Attending a meeting last Saturday, the point was made by a Santa Monica architect that FAR (floor area ratio) allows 84-foot-tall block buildings as seen in construction on Ocean Avenue, but high rise would be better, allowing space and light around and between. I strongly disagree. A revised Downtown zoning code can easily correct this without defaulting to mid-rise or high-rise construction.
Tell a developer he‚Äôs allowed to build a box, he will build it. City Hall must outline what is required to make this box artistic and welcoming, along with non-negotiable community benefits if he‚Äôs given additional height and density.
As expected, business interests at this meeting ragged on the city for not losing its business friendly manner while capturing additional income with more density. Santa Monica is inherently business friendly with its beachfront location/atmosphere; we don‚Äôt need to prostitute ourselves to developers or the Chamber of Commerce.
And we don‚Äôt need higher buildings to get more light, air and landscape into Downtown. We simply need a zoning code that requires sidewalk setbacks, distance between buildings above the first floor and significant terracing above three and four stories if we are to maintain our beachfront community.
An interesting remark was made that, similar to Santa Monica, Paris and Barcelona have only a handful of high-rise buildings, so why do we need more? Do we want “Gay Paree” or Densityville? And if we have an “opportunity high rise,” [it should be approved] only if it‚Äôs an iconic form such as water cascading down and billowing out at the base of a waterfall.
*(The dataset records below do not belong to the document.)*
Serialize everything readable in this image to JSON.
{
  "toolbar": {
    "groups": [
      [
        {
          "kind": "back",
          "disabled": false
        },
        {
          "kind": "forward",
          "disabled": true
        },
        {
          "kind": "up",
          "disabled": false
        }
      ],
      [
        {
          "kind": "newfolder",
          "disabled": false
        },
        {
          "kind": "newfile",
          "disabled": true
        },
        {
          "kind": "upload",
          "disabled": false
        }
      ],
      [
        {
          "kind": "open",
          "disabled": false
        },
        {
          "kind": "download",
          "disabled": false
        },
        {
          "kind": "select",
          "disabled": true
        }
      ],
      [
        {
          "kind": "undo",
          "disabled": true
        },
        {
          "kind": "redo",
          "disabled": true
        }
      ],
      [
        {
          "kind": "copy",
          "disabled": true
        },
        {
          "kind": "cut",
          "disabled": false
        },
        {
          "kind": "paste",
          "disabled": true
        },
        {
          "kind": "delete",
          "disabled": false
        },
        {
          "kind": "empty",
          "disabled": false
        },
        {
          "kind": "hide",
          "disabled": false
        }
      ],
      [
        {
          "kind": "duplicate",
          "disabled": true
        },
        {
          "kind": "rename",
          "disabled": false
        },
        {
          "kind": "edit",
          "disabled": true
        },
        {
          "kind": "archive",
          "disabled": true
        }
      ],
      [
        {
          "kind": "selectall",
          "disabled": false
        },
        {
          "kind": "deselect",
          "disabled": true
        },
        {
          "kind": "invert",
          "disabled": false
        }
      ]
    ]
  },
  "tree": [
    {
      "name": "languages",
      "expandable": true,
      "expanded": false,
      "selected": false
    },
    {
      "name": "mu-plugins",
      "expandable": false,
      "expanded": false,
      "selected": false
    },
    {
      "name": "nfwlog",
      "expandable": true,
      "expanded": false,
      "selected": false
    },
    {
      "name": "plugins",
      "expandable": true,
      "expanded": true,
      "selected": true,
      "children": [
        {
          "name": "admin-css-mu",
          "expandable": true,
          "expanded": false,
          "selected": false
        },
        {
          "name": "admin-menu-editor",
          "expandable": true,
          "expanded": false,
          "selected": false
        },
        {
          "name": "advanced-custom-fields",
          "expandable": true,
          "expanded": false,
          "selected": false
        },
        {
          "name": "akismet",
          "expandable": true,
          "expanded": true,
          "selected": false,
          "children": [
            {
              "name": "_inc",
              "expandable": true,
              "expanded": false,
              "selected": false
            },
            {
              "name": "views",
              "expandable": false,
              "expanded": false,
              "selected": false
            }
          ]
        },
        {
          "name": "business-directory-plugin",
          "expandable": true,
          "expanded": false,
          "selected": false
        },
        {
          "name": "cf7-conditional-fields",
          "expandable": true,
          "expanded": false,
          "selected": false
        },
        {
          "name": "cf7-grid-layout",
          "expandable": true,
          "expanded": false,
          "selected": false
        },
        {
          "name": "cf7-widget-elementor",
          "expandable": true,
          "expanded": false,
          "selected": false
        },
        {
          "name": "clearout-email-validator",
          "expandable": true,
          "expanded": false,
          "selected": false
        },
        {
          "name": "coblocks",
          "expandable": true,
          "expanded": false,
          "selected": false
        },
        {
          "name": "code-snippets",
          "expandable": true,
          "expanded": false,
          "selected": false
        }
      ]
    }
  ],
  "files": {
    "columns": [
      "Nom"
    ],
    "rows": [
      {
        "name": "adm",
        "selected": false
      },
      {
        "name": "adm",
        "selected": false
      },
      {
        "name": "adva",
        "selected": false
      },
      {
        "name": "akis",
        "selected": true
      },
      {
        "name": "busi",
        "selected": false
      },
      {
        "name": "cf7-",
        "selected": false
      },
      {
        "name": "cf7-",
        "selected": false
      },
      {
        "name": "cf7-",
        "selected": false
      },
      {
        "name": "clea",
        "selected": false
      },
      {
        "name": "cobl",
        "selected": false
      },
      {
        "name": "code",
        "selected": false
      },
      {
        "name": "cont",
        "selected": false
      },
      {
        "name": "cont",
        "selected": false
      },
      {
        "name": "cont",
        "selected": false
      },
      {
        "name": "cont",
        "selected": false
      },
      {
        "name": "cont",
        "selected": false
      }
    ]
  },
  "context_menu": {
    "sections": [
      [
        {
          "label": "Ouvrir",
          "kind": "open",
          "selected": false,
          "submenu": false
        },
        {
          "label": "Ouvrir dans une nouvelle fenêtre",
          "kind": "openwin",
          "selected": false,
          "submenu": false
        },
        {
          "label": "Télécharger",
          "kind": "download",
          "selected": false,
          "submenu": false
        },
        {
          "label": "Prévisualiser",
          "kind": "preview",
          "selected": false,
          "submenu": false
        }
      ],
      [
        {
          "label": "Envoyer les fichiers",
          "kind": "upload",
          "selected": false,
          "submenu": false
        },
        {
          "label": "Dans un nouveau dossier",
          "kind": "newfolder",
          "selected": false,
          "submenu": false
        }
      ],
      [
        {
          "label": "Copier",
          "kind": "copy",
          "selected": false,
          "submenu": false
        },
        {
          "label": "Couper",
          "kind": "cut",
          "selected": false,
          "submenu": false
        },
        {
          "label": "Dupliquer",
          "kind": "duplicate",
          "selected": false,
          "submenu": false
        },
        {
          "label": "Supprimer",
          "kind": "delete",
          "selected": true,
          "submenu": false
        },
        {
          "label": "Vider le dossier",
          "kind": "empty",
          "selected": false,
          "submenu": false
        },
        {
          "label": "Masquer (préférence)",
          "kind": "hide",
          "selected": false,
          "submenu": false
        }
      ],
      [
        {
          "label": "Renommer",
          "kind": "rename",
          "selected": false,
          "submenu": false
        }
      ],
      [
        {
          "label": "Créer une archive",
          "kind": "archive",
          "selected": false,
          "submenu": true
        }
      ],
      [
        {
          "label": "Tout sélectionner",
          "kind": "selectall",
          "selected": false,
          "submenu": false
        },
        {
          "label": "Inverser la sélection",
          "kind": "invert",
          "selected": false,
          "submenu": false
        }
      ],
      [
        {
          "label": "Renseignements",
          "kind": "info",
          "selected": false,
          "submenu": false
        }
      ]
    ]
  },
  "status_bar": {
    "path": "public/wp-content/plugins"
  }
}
Santa Monica should not lose its beachfront character for an urban Downtown. Current 84-feet limits should be confined to a limited area, terracing to three and four stories at Downtown‚Äôs perimeter. This terracing will help retain the fabric of existing two- and three-story buildings, allowing opportunity sites to have some added height, but only with exceptional community benefits and exceptional architecture determined by a panel of architects and art critics from outside the Santa Monica area.
If a public survey on heights is to be beneficial, it must show the public what an 84-foot building looks like as a block similar to Fifth Street or Ocean Avenue, what it looks like as a 10- to 12-story building, and what it looks like with a minimum of creative thought and zoning.
The sideshow regarding a public survey on heights reminds me of a remark heard recently that “there are people who pray in Vegas and those who pray in church, but it‚Äôs those in Vegas who are really sincere.” Hopefully the public won‚Äôt be hoodwinked with meaningless hyperbole.
In this regard, it is people who attend Planning Commission and council meetings that understand what‚Äôs happening to this city. It took a project next door for me to wake up in disbelief. The city required a developer spend $125,000 on an EIR and then proceeded to process a project that wasn‚Äôt even allowed by code! It was revised, again processed, and still didn‚Äôt meet code. How does this happen? Did it help that the architect sat on a city commission?
Village Trailer Park was rushed through with a 2.8 FAR when weeks later the council approved an area plan with reductions to 2.0 FAR, terracing to three stories in scale with one- and two-story residences across Colorado!
It took me a series of individual meetings with the city manager and planning director to realize they cordially listen, but don‚Äôt act. Will a silent majority of the city understand this quagmire we‚Äôre in? Enough said. I‚Äôm off to pray in Vegas.
Ron Goldman, FAIA